A few stray pantyhose still litter the floors of the derelict mill at Parkwood Avenue and 16th Street, but developers are gearing up to start a major rehabilitation that will turn the century-old structure into a food court, restaurants and loft-style office space.
Walking through the building Thursday, executives at White Point Paces Partners pointed excitedly to historic features: Bright metal filings ground into the original hardwood floors from the mill machinery, arched windows, solid timber beams holding up 14-foot ceilings. There are plenty of reminders of the more recent past too (The building was a functioning hosiery warehouse until a few months ago): Lists of fishnet stockings, knee-highs and toe-less pantyhose, colored “suntan” and taupe and black.
“The character of it is unreal,” said David Cochran, CEO of Paces Properties, which developed the conceptually similar Krog Street Market in Atlanta.
White Point Paces Partners – a joint venture of Charlotte-based White Point and Atlanta-based Paces – paid almost $6.4 million to buy the mill earlier this year, real estate records show. They’ve already torn down the more recent add-on parts of the complex, metal-sided buildings that dated to the 1990s, exposing the original brick structures behind. The oldest parts of the mill date to 1891, with other brick-and-timber portions built through the 1910s.
Digital Access for only $0.99
For the most comprehensive local coverage, subscribe today.
“This is 1895,” said Jay Levell of White Point, standing on a dark wood floor that smells like crayons from decades of cottonseed oil soaked into it. The company is seeking to get the mill on the National Historic Register, and plans to start construction in April 2017. Levell said the group is negotiating with several tenants, and he hopes to have tenants in place and open by the first quarter of 2018.
The mill is being rebranded as Tompkins Hall, an homage to its original builder and owner Daniel Augustus Tompkins – a prominent mill developer who also owned the Observer’s predecessor, the Charlotte Daily Observer, in the late 1800s.
Tompkins Hall will include three main portions, with original windows restored in all of them to bring in natural light. The largest will be 83,005 square feet of office space, with hardwood floors and ceilings between 14 and 18 feet. One wing will be converted into a 22,229 square-foot food hall, with about 20 vendors selling local foods, and another will become 31,514 square feet of bars and restaurants.
Another modern addition is set to be demolished on the southern edge of the property, which will clear the way for an outdoor dining plaza with views of uptown. White Point Paces Partners also controls adjacent sites to the mill, which it plans to redevelop in the future with 225 new apartments.
The whole site is adjacent to the Blue Line light rail extension, set to open in late summer 2017. Tompkins Mill will also have access to the Cross Charlotte Trail and the Rail Trail, drawing more people. That access made it attractive to the developers.
“We think when the light rail opens, you’ll see what happened in South End happen here,” said Erik Johnson of White Point.

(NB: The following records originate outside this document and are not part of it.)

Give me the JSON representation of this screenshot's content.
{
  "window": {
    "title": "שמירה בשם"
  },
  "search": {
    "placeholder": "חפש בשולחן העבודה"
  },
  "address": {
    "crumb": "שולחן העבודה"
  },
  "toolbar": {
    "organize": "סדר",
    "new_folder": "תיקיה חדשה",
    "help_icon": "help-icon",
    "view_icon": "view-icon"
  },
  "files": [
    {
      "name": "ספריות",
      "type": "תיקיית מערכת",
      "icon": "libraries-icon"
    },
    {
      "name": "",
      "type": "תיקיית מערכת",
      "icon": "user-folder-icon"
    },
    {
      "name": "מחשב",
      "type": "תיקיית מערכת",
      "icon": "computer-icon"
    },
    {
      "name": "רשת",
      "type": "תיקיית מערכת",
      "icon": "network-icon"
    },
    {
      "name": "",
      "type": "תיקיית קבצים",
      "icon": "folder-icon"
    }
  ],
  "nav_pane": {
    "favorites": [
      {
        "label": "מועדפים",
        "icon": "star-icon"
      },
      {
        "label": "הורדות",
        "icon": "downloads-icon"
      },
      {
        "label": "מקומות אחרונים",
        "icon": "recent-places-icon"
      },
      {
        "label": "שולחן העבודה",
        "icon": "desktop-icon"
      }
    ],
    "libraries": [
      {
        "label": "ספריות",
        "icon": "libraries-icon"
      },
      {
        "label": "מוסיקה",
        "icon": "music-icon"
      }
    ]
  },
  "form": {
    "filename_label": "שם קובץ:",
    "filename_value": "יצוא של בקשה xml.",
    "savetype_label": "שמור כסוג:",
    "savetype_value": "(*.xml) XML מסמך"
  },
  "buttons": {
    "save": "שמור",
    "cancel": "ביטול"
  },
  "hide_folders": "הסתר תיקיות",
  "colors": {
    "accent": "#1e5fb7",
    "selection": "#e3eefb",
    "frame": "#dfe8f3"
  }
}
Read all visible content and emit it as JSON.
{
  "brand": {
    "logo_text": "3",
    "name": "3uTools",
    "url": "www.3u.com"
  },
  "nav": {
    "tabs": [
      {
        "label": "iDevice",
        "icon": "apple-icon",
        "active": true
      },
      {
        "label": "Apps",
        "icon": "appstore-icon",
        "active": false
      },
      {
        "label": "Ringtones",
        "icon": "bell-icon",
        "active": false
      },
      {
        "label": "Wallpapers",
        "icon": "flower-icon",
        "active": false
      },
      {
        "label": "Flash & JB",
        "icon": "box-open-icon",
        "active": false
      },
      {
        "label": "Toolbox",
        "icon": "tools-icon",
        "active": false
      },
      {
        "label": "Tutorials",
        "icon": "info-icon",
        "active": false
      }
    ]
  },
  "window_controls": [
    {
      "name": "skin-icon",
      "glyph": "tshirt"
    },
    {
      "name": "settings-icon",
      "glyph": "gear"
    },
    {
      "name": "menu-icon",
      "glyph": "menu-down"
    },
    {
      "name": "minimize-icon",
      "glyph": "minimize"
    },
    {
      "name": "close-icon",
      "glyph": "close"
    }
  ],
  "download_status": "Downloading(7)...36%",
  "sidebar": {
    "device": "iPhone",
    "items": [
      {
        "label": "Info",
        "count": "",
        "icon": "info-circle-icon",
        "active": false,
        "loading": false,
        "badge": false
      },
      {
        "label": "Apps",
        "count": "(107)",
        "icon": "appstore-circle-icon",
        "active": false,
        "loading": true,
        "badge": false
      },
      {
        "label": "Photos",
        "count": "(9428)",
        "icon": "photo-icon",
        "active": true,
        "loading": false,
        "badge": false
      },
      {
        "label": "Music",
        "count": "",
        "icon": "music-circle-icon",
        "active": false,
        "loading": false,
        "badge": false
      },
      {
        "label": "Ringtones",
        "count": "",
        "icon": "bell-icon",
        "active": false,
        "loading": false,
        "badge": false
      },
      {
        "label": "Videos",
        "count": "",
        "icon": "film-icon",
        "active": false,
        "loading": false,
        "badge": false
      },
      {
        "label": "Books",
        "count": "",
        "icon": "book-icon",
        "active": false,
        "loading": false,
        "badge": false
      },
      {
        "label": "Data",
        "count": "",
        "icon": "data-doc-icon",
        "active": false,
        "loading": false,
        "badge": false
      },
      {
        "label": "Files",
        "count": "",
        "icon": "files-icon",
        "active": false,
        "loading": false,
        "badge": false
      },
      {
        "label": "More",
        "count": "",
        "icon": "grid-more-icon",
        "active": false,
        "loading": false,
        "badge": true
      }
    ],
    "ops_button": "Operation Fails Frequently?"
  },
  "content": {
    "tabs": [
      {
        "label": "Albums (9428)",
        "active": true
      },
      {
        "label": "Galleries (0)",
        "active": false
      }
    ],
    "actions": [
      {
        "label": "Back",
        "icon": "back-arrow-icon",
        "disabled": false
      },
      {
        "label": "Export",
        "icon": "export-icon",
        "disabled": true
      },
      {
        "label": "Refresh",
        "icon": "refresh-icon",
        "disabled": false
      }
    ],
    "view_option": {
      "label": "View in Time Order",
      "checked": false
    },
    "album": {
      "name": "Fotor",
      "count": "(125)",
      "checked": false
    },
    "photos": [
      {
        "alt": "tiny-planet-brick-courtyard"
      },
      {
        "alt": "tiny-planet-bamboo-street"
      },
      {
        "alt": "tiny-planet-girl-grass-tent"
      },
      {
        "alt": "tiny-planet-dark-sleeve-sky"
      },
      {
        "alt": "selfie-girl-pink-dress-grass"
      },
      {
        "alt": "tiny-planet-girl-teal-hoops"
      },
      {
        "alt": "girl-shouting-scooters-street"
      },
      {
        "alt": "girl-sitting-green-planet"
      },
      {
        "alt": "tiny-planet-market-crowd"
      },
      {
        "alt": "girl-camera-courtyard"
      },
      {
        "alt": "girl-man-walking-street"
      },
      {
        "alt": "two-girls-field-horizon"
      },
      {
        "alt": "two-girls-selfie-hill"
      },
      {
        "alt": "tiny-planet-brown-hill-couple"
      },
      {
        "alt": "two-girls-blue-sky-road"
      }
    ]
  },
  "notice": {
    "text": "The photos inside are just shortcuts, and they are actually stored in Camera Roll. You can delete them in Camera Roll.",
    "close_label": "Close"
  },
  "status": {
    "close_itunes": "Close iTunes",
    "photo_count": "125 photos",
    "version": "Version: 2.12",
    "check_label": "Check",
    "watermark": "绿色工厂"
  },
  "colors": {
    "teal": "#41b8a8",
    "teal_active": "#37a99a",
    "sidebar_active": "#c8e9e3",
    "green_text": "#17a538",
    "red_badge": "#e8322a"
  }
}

Other developers have already shown interest in the area, especially with a wave apartments that’s set to bring hundreds of new residents to the Optimist Park neighborhood. A few blocks away at 21st and North Davidson streets, Miller Valentine Group plans to build 275 apartments, while Beauxwright is planning to build 50 apartments at Parkwood Avenue and 17th Street. NRP Group is building 335 apartments at Parkwood Avenue and North Brevard Street.